** INFORMATION SHOWN follows **
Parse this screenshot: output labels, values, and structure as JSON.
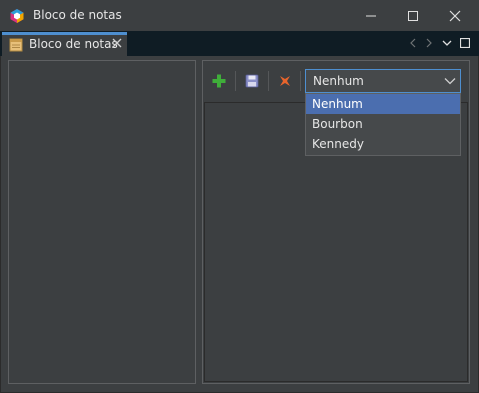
{
  "window": {
    "title": "Bloco de notas",
    "app_icon": "netbeans-cube-icon"
  },
  "tabs": {
    "active_label": "Bloco de notas",
    "icon": "notepad-icon",
    "accent_color": "#4e8fd0"
  },
  "toolbar": {
    "buttons": [
      {
        "icon": "add-icon"
      },
      {
        "icon": "save-icon"
      },
      {
        "icon": "remove-icon"
      }
    ]
  },
  "combo": {
    "value": "Nenhum",
    "options": [
      "Nenhum",
      "Bourbon",
      "Kennedy"
    ],
    "selected_index": 0
  }
}
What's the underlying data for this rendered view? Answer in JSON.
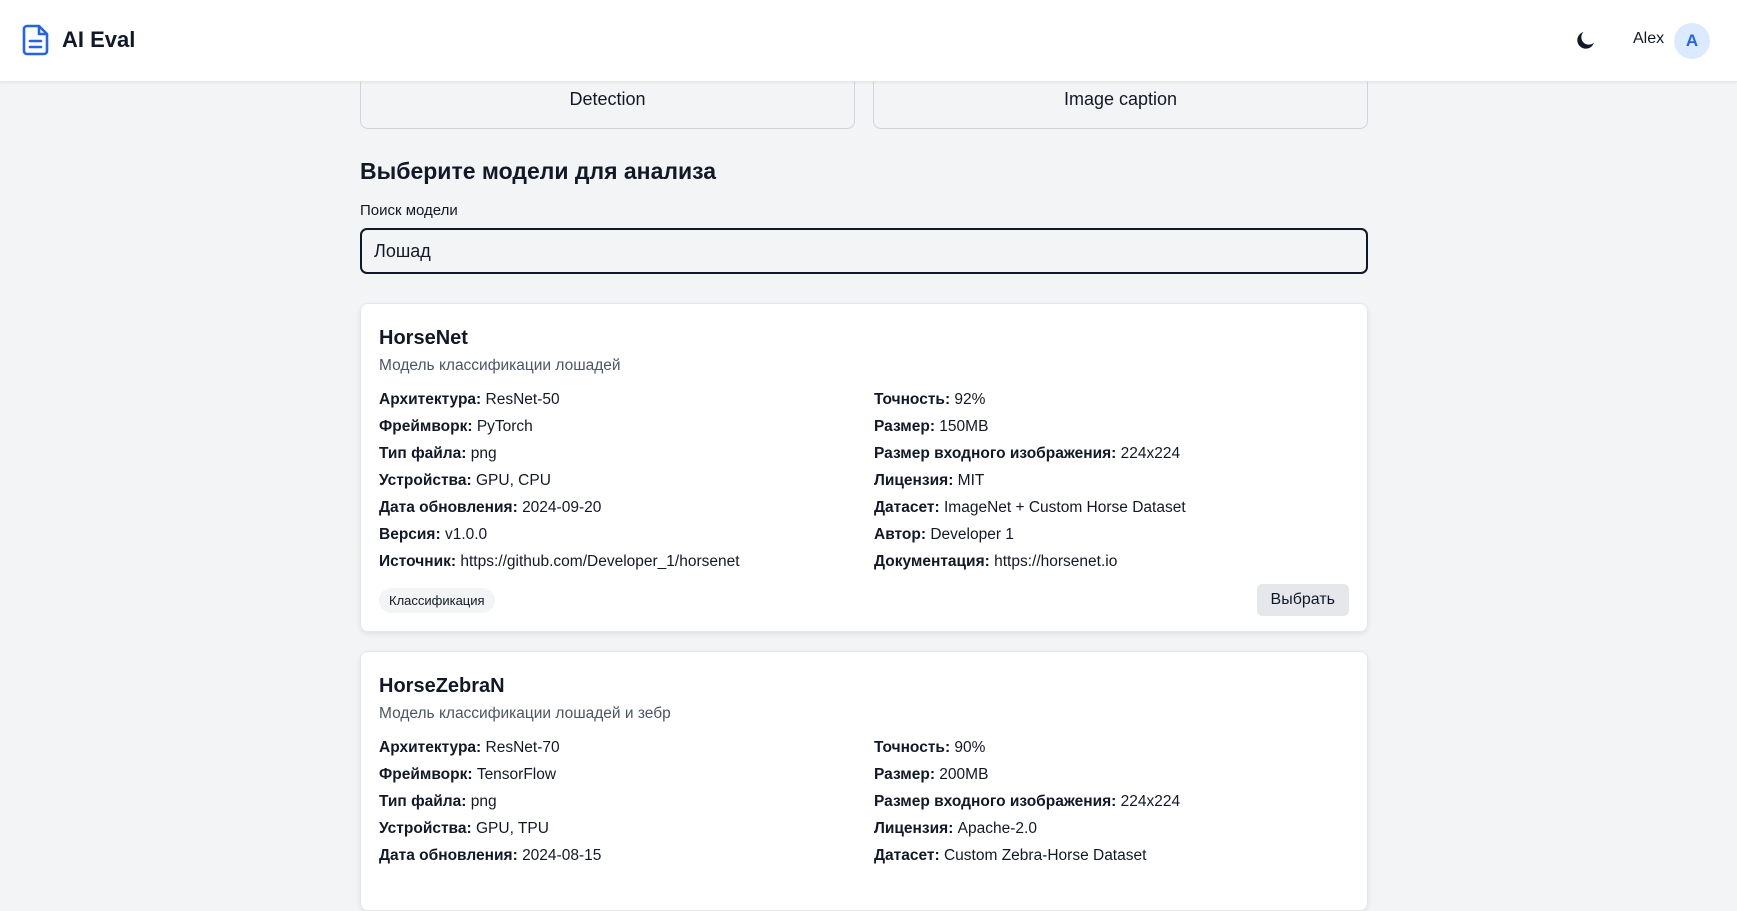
{
  "header": {
    "title": "AI Eval",
    "user_name": "Alex",
    "avatar_initial": "A"
  },
  "tasks": [
    "Detection",
    "Image caption"
  ],
  "model_picker": {
    "heading": "Выберите модели для анализа",
    "search_label": "Поиск модели",
    "search_value": "Лошад"
  },
  "models": [
    {
      "name": "HorseNet",
      "description": "Модель классификации лошадей",
      "left_specs": [
        {
          "label": "Архитектура:",
          "value": "ResNet-50"
        },
        {
          "label": "Фреймворк:",
          "value": "PyTorch"
        },
        {
          "label": "Тип файла:",
          "value": "png"
        },
        {
          "label": "Устройства:",
          "value": "GPU, CPU"
        },
        {
          "label": "Дата обновления:",
          "value": "2024-09-20"
        },
        {
          "label": "Версия:",
          "value": "v1.0.0"
        },
        {
          "label": "Источник:",
          "value": "https://github.com/Developer_1/horsenet"
        }
      ],
      "right_specs": [
        {
          "label": "Точность:",
          "value": "92%"
        },
        {
          "label": "Размер:",
          "value": "150MB"
        },
        {
          "label": "Размер входного изображения:",
          "value": "224x224"
        },
        {
          "label": "Лицензия:",
          "value": "MIT"
        },
        {
          "label": "Датасет:",
          "value": "ImageNet + Custom Horse Dataset"
        },
        {
          "label": "Автор:",
          "value": "Developer 1"
        },
        {
          "label": "Документация:",
          "value": "https://horsenet.io"
        }
      ],
      "tag": "Классификация",
      "select_label": "Выбрать"
    },
    {
      "name": "HorseZebraN",
      "description": "Модель классификации лошадей и зебр",
      "left_specs": [
        {
          "label": "Архитектура:",
          "value": "ResNet-70"
        },
        {
          "label": "Фреймворк:",
          "value": "TensorFlow"
        },
        {
          "label": "Тип файла:",
          "value": "png"
        },
        {
          "label": "Устройства:",
          "value": "GPU, TPU"
        },
        {
          "label": "Дата обновления:",
          "value": "2024-08-15"
        }
      ],
      "right_specs": [
        {
          "label": "Точность:",
          "value": "90%"
        },
        {
          "label": "Размер:",
          "value": "200MB"
        },
        {
          "label": "Размер входного изображения:",
          "value": "224x224"
        },
        {
          "label": "Лицензия:",
          "value": "Apache-2.0"
        },
        {
          "label": "Датасет:",
          "value": "Custom Zebra-Horse Dataset"
        }
      ]
    }
  ],
  "colors": {
    "accent": "#2563eb",
    "background": "#f3f4f6",
    "card": "#ffffff"
  },
  "icons": {
    "brand": "document-icon",
    "theme": "moon-icon"
  }
}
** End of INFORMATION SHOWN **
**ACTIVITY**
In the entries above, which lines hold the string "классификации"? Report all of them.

**THE COMPLETED TASK**
      "description": "Модель классификации лошадей",
      "description": "Модель классификации лошадей и зебр",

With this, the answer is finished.